- _MATERIAL SUPPLIED_
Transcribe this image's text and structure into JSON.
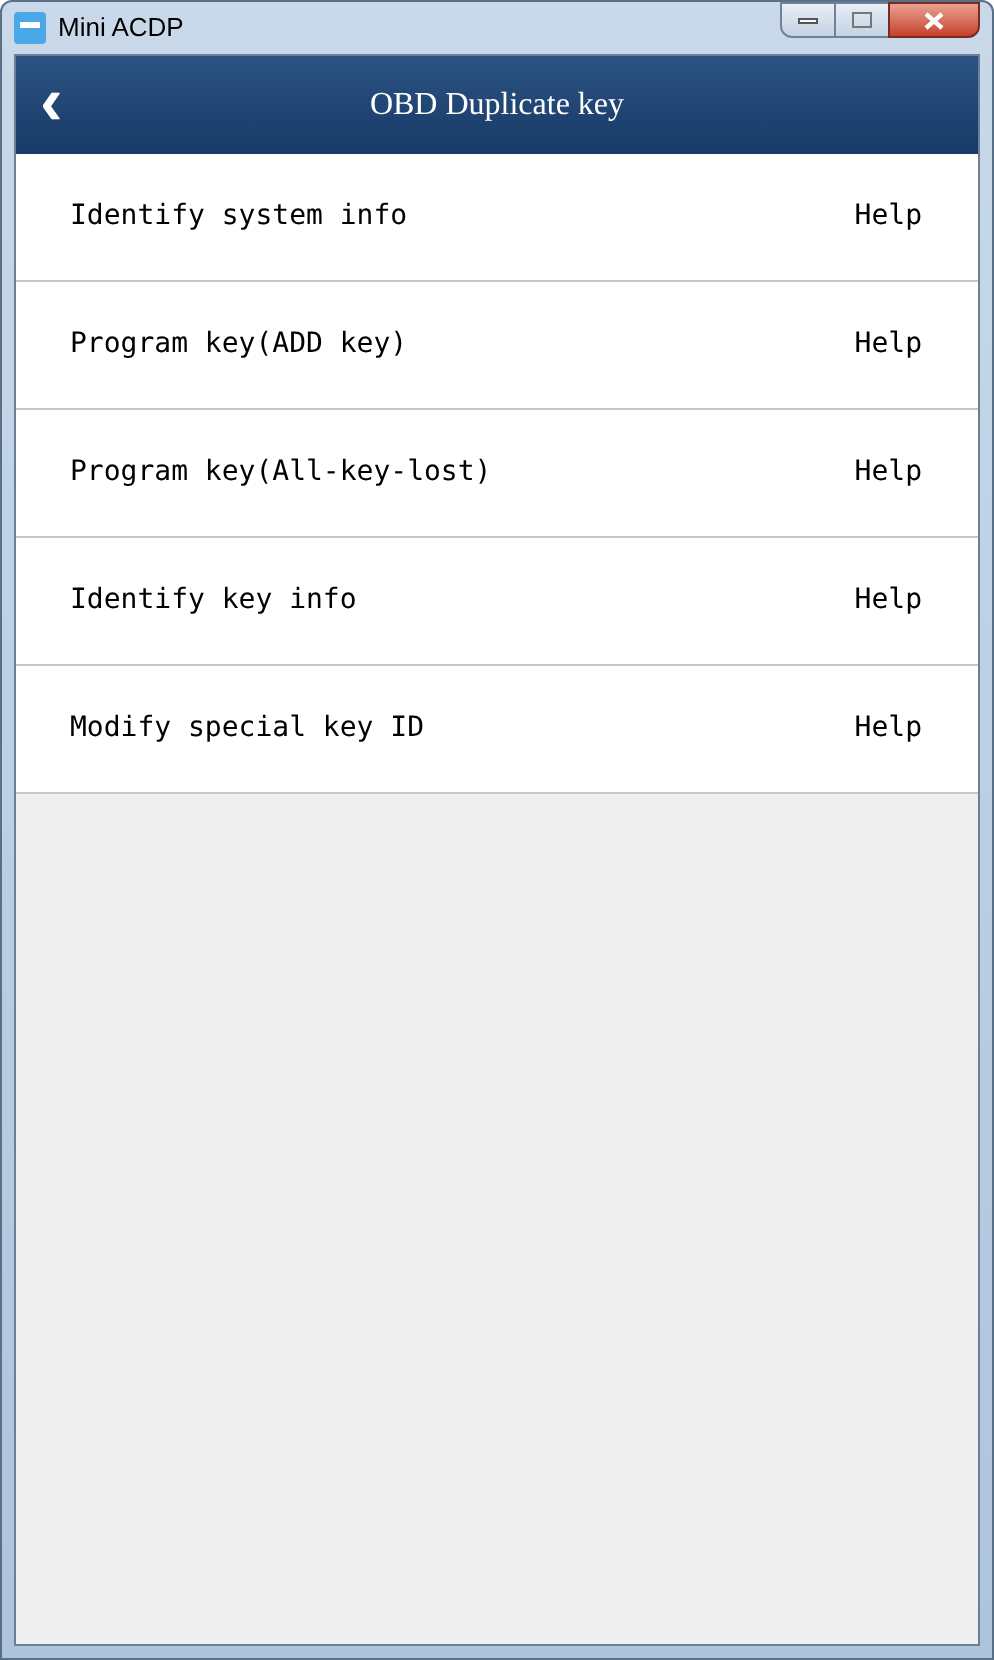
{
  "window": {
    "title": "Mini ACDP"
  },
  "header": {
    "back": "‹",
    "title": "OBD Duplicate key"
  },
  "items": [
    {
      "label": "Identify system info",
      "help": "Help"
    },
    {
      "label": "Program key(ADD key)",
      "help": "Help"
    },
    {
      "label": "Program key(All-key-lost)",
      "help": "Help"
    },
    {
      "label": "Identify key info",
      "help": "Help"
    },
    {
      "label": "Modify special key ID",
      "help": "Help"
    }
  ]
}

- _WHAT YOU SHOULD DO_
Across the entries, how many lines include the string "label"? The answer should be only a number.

- _FINAL ANSWER_
5